Charles Mann takes a spirited look at the future of the recording industry as we know it – it could disappear in the very near future:
- As recently as 10 years ago, the media conglomerates that own record labels regarded them as cash cows – smaller than Hollywood but more reliably profitable. Now all five major labels are either losing money or barely in the black, and the industry’s decline is turning into a plunge. In the next year, whether together or separately, the labels will have to set about totally reinventing the way they do business, a horribly difficult task for any institution.
To leap the hurdles posed by digital technology, the industry must find a way to make money selling downloaded music on a per-track basis, allow in-store CD burning, slash recording costs with cheap software and hardware, and change artists’ contracts to reflect the new economic reality. Doing any one of these will be next to impossible. Doing all of them would be one of the more amazing turnarounds in business history.

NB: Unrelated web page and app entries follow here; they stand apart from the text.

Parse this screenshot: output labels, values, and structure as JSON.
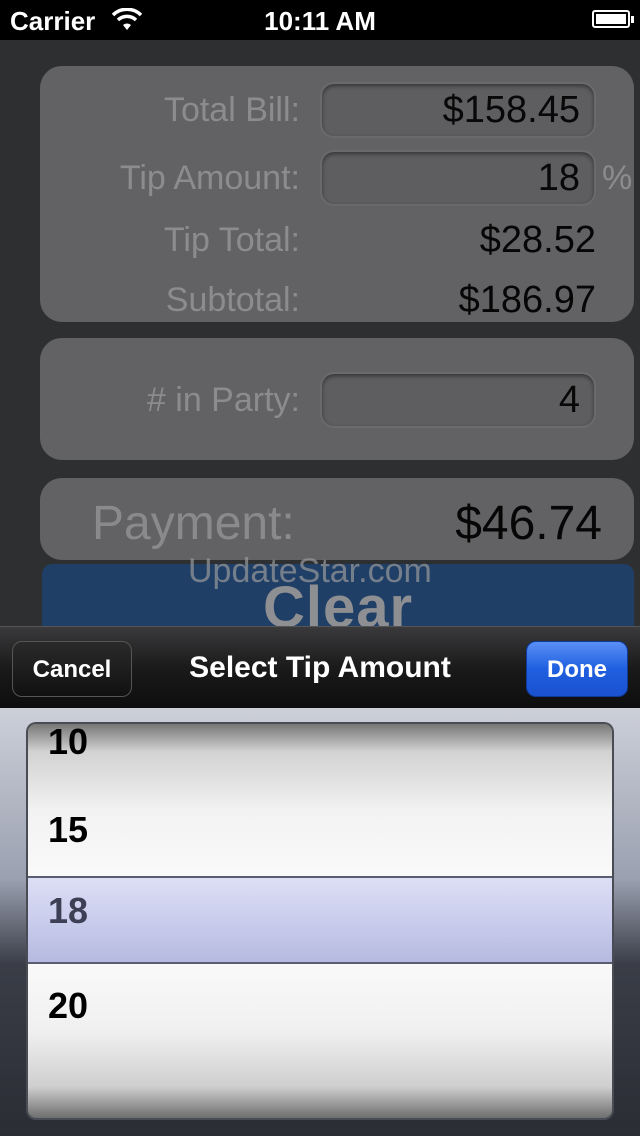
{
  "status_bar": {
    "carrier": "Carrier",
    "time": "10:11 AM"
  },
  "calculator": {
    "total_bill_label": "Total Bill:",
    "total_bill_value": "$158.45",
    "tip_amount_label": "Tip Amount:",
    "tip_amount_value": "18",
    "tip_amount_unit": "%",
    "tip_total_label": "Tip Total:",
    "tip_total_value": "$28.52",
    "subtotal_label": "Subtotal:",
    "subtotal_value": "$186.97",
    "party_label": "# in Party:",
    "party_value": "4",
    "payment_label": "Payment:",
    "payment_value": "$46.74",
    "clear_label": "Clear"
  },
  "watermark": "UpdateStar.com",
  "picker_toolbar": {
    "cancel_label": "Cancel",
    "title": "Select Tip Amount",
    "done_label": "Done"
  },
  "picker": {
    "options": [
      "10",
      "15",
      "18",
      "20"
    ],
    "selected": "18"
  },
  "colors": {
    "done_button": "#1f5fe0",
    "clear_button": "#203f66"
  }
}
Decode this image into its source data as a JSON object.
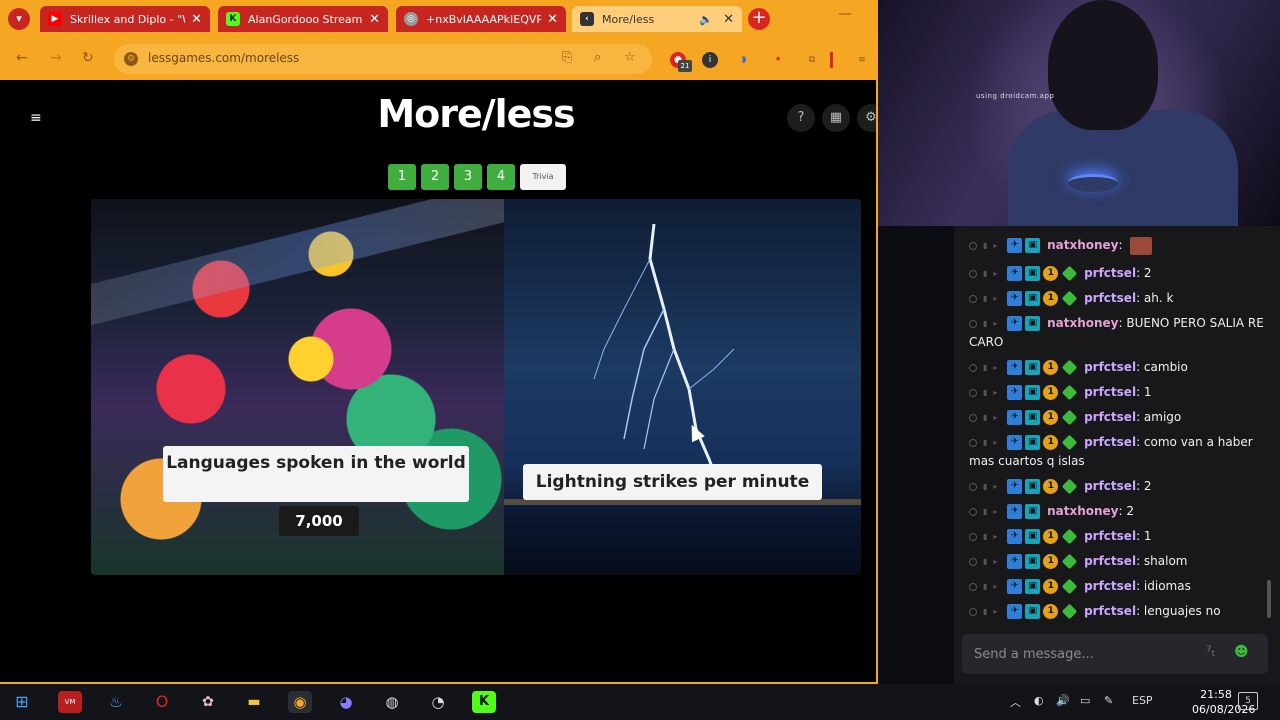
{
  "browser": {
    "tabs": [
      {
        "title": "Skrillex and Diplo - \"W",
        "icon": "youtube-icon",
        "color": "#ff0000"
      },
      {
        "title": "AlanGordooo Stream",
        "icon": "kick-icon",
        "color": "#53fc18"
      },
      {
        "title": "+nxBvIAAAAPkIEQVR",
        "icon": "web-icon",
        "color": "#999999"
      },
      {
        "title": "More/less",
        "icon": "moreless-icon",
        "color": "#333333"
      }
    ],
    "url": "lessgames.com/moreless",
    "ext_badge": "21"
  },
  "game": {
    "title": "More/less",
    "levels": [
      "1",
      "2",
      "3",
      "4"
    ],
    "trivia_label": "Trivia",
    "left_question": "Languages spoken in the world",
    "left_value": "7,000",
    "right_question": "Lightning strikes per minute"
  },
  "webcam": {
    "watermark": "using droidcam.app"
  },
  "chat": {
    "messages": [
      {
        "user": "natxhoney",
        "text": "",
        "badges": 1,
        "avatar": true
      },
      {
        "user": "prfctsel",
        "text": "2",
        "badges": 3
      },
      {
        "user": "prfctsel",
        "text": "ah. k",
        "badges": 3
      },
      {
        "user": "natxhoney",
        "text": "BUENO PERO SALIA RE CARO",
        "badges": 1
      },
      {
        "user": "prfctsel",
        "text": "cambio",
        "badges": 3
      },
      {
        "user": "prfctsel",
        "text": "1",
        "badges": 3
      },
      {
        "user": "prfctsel",
        "text": "amigo",
        "badges": 3
      },
      {
        "user": "prfctsel",
        "text": "como van a haber mas cuartos q islas",
        "badges": 3
      },
      {
        "user": "prfctsel",
        "text": "2",
        "badges": 3
      },
      {
        "user": "natxhoney",
        "text": "2",
        "badges": 1
      },
      {
        "user": "prfctsel",
        "text": "1",
        "badges": 3
      },
      {
        "user": "prfctsel",
        "text": "shalom",
        "badges": 3
      },
      {
        "user": "prfctsel",
        "text": "idiomas",
        "badges": 3
      },
      {
        "user": "prfctsel",
        "text": "lenguajes no",
        "badges": 3
      }
    ],
    "input_placeholder": "Send a message..."
  },
  "taskbar": {
    "language": "ESP",
    "time": "21:58",
    "date": "06/08/2026",
    "notifications": "5"
  }
}
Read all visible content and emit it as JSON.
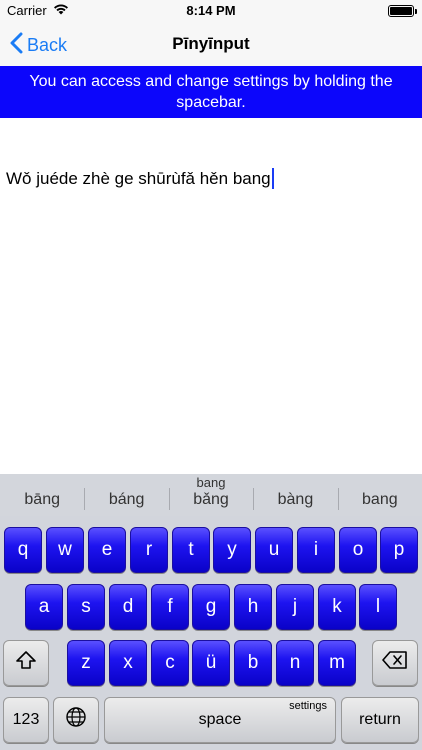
{
  "status_bar": {
    "carrier": "Carrier",
    "time": "8:14 PM"
  },
  "nav": {
    "back_label": "Back",
    "title": "Pīnyīnput"
  },
  "banner": {
    "text": "You can access and change settings by holding the spacebar."
  },
  "editor": {
    "text": "Wǒ juéde zhè ge shūrùfǎ hěn bang"
  },
  "keyboard": {
    "candidate_top": "bang",
    "candidates": [
      "bāng",
      "báng",
      "bǎng",
      "bàng",
      "bang"
    ],
    "row1": [
      "q",
      "w",
      "e",
      "r",
      "t",
      "y",
      "u",
      "i",
      "o",
      "p"
    ],
    "row2": [
      "a",
      "s",
      "d",
      "f",
      "g",
      "h",
      "j",
      "k",
      "l"
    ],
    "row3": [
      "z",
      "x",
      "c",
      "ü",
      "b",
      "n",
      "m"
    ],
    "numbers_label": "123",
    "space_label": "space",
    "settings_label": "settings",
    "return_label": "return"
  },
  "colors": {
    "banner_bg": "#0c06fb",
    "key_blue": "#1e14f0",
    "accent": "#1a7cf5"
  }
}
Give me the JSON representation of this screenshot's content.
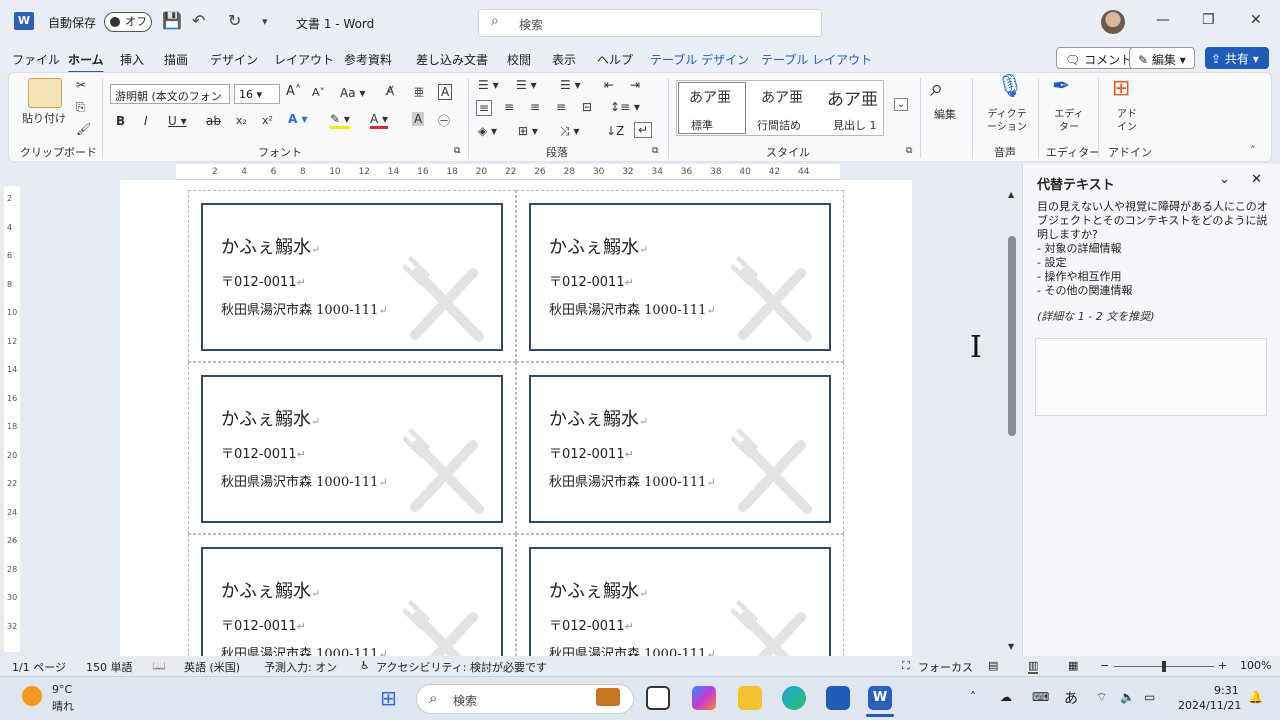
{
  "title_bar": {
    "autosave_label": "自動保存",
    "autosave_state": "オフ",
    "doc_title": "文書 1  -  Word",
    "search_placeholder": "検索"
  },
  "menu": [
    "ファイル",
    "ホーム",
    "挿入",
    "描画",
    "デザイン",
    "レイアウト",
    "参考資料",
    "差し込み文書",
    "校閲",
    "表示",
    "ヘルプ",
    "テーブル デザイン",
    "テーブル レイアウト"
  ],
  "top_buttons": {
    "comment": "コメント",
    "edit": "編集",
    "share": "共有"
  },
  "ribbon": {
    "paste": "貼り付け",
    "font_name": "游明朝 (本文のフォン",
    "font_size": "16",
    "aa_label": "Aa",
    "styles": [
      {
        "sample": "あア亜",
        "label": "標準"
      },
      {
        "sample": "あア亜",
        "label": "行間詰め"
      },
      {
        "sample": "あア亜",
        "label": "見出し 1"
      }
    ],
    "edit": "編集",
    "dictate": "ディクテーション",
    "editor": "エディター",
    "addin": "アドイン",
    "groups": {
      "clipboard": "クリップボード",
      "font": "フォント",
      "paragraph": "段落",
      "style": "スタイル",
      "voice": "音声",
      "editor": "エディター",
      "addin": "アドイン"
    }
  },
  "ruler_numbers": [
    "2",
    "4",
    "6",
    "8",
    "10",
    "12",
    "14",
    "16",
    "18",
    "20",
    "22",
    "26",
    "28",
    "30",
    "32",
    "34",
    "36",
    "38",
    "40",
    "42",
    "44"
  ],
  "vruler_numbers": [
    "2",
    "4",
    "6",
    "8",
    "10",
    "12",
    "14",
    "16",
    "18",
    "20",
    "22",
    "24",
    "26",
    "28",
    "30",
    "32"
  ],
  "label": {
    "name": "かふぇ鰯水",
    "zip": "〒012-0011",
    "address": "秋田県湯沢市森 1000-111"
  },
  "alt_pane": {
    "title": "代替テキスト",
    "body": "目の見えない人や視覚に障碍がある人にこのオブジェクトとそのコンテキストをどのように説明しますか?",
    "items": [
      "- 対象の詳細情報",
      "- 設定",
      "- 操作や相互作用",
      "- その他の関連情報"
    ],
    "hint": "(詳細な 1 - 2 文を推奨)"
  },
  "status": {
    "page": "1/1 ページ",
    "words": "150 単語",
    "lang": "英語 (米国)",
    "predict": "予測入力: オン",
    "access": "アクセシビリティ: 検討が必要です",
    "focus": "フォーカス",
    "zoom": "100%"
  },
  "taskbar": {
    "temp": "9°C",
    "weather": "晴れ",
    "search": "検索",
    "ime": "あ",
    "time": "9:31",
    "date": "2024/11/21"
  }
}
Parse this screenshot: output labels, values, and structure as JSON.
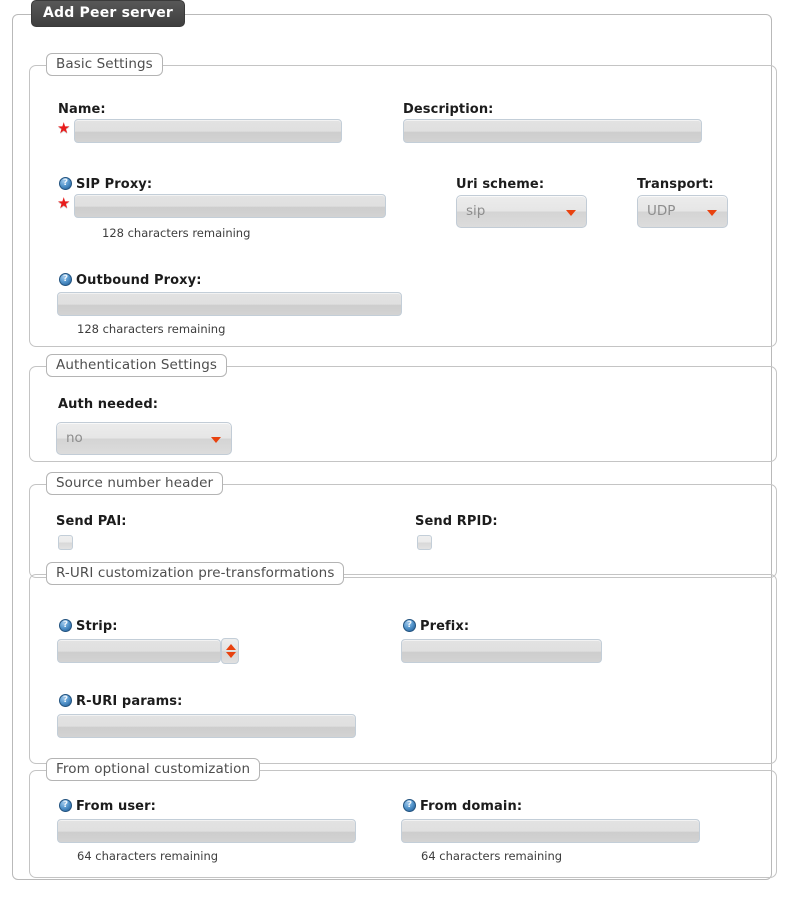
{
  "window": {
    "title": "Add Peer server"
  },
  "sections": {
    "basic": {
      "legend": "Basic Settings",
      "name": {
        "label": "Name:",
        "value": "",
        "placeholder": "",
        "required_marker": "★"
      },
      "description": {
        "label": "Description:",
        "value": "",
        "placeholder": ""
      },
      "sip_proxy": {
        "label": "SIP Proxy:",
        "value": "",
        "placeholder": "",
        "hint": "128 characters remaining",
        "required_marker": "★",
        "help_icon": "help-circle-icon"
      },
      "uri_scheme": {
        "label": "Uri scheme:",
        "value": "sip"
      },
      "transport": {
        "label": "Transport:",
        "value": "UDP"
      },
      "outbound_proxy": {
        "label": "Outbound Proxy:",
        "value": "",
        "placeholder": "",
        "hint": "128 characters remaining",
        "help_icon": "help-circle-icon"
      }
    },
    "auth": {
      "legend": "Authentication Settings",
      "auth_needed": {
        "label": "Auth needed:",
        "value": "no"
      }
    },
    "source_number_header": {
      "legend": "Source number header",
      "send_pai": {
        "label": "Send PAI:",
        "checked": false
      },
      "send_rpid": {
        "label": "Send RPID:",
        "checked": false
      }
    },
    "ruri": {
      "legend": "R-URI customization pre-transformations",
      "strip": {
        "label": "Strip:",
        "value": "",
        "help_icon": "help-circle-icon"
      },
      "prefix": {
        "label": "Prefix:",
        "value": "",
        "help_icon": "help-circle-icon"
      },
      "ruri_params": {
        "label": "R-URI params:",
        "value": "",
        "help_icon": "help-circle-icon"
      }
    },
    "from_optional": {
      "legend": "From optional customization",
      "from_user": {
        "label": "From user:",
        "value": "",
        "hint": "64 characters remaining",
        "help_icon": "help-circle-icon"
      },
      "from_domain": {
        "label": "From domain:",
        "value": "",
        "hint": "64 characters remaining",
        "help_icon": "help-circle-icon"
      }
    }
  },
  "colors": {
    "accent_arrow": "#e8420f",
    "required_star": "#e81c1c",
    "help_icon": "#2f6ea8",
    "legend_bar": "#4a4a4a"
  }
}
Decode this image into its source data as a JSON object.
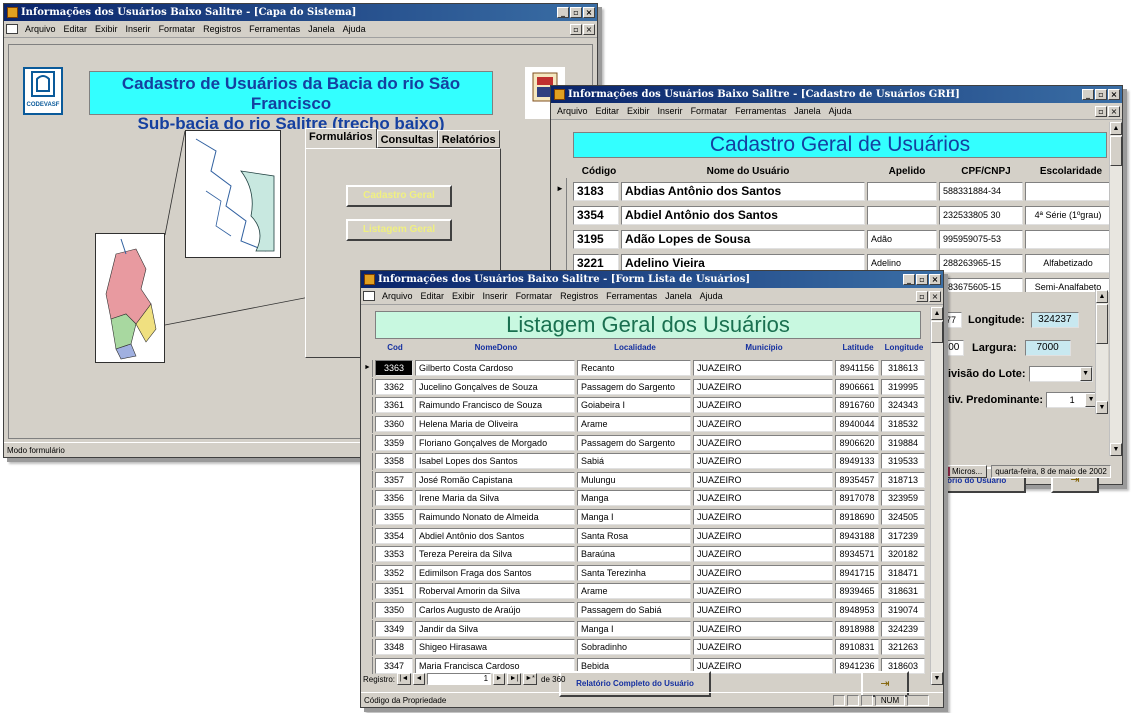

….the ability of Britney to change the hearts and minds of music fans depends on public sympathy.
That sympathy is in short supply. Rightly or wrongly, record companies are detested by politicians (for corrupting youth), by webcasters (for demanding royalties), and by their customers (for inflating prices). Musicians and songwriters are famous for loathing the labels, and many have resisted licensing their songs to MusicNet and pressplay. (Both are under investigation for possible antitrust violations.) Radio and MTV aren’t in the industry’s corner; the labels, through “independent promotion” programs, effectively have to pay them to broadcast music. And the electronics industry’s attitude toward the labels is summed up by an Apple slogan: Rip. Mix. Burn. Which, a music executive once told me, translates into “Fuck you, record labels.”
….If the industry collapsed, as he predicted, would artists and listeners be better or worse off? After a brutally difficult transition musicians and fans might on the whole benefit. The star-making machinery may crumble, but people will still pay for music, whether it’s live, licensed, or digitally delivered (at a competitive price). Look at the bluegrass and gospel circuits, which provide long careers and middle-class lives to some of America’s greatest performers. Look at the techno bands that are winning an audience by selling their music to advertisers. And look at artists like Phish, Prince, and Wonderlick, who are trying to use the Internet to deal directly with their fans and bypass the middleman.
To be sure, today’s middleman does a lot of good, too. Fans taught by two generations of rock and roll to loathe the Suits don’t appreciate the enormous contributions of producers and A&R executives (think Ahmet Ertegun or Russell Simmons). And the labels perform the invaluable function of backing young performers financially as they begin their careers. But in a post-label world, musicians might find other ways to get this help, from the American Idol model (building recognition as part of a corporate campaign) to the Broadway show model (getting ad hoc groups of small investors to provide funds). Eliminating the big-label overheads could cut the cost of making music, too, enlarging the pool of contenders and democratizing the process.
All of these models would produce fewer global superstars and more locally successful musicians. We might not see another Michael Jackson circa 1982, but we also wouldn’t see another Michael Jackson circa 2002. Not a bad tradeoff. [Wired]
The most immediate question, assuming he is right about musicians and the public coming out ahead, is how long is the brutal transition phase going to last?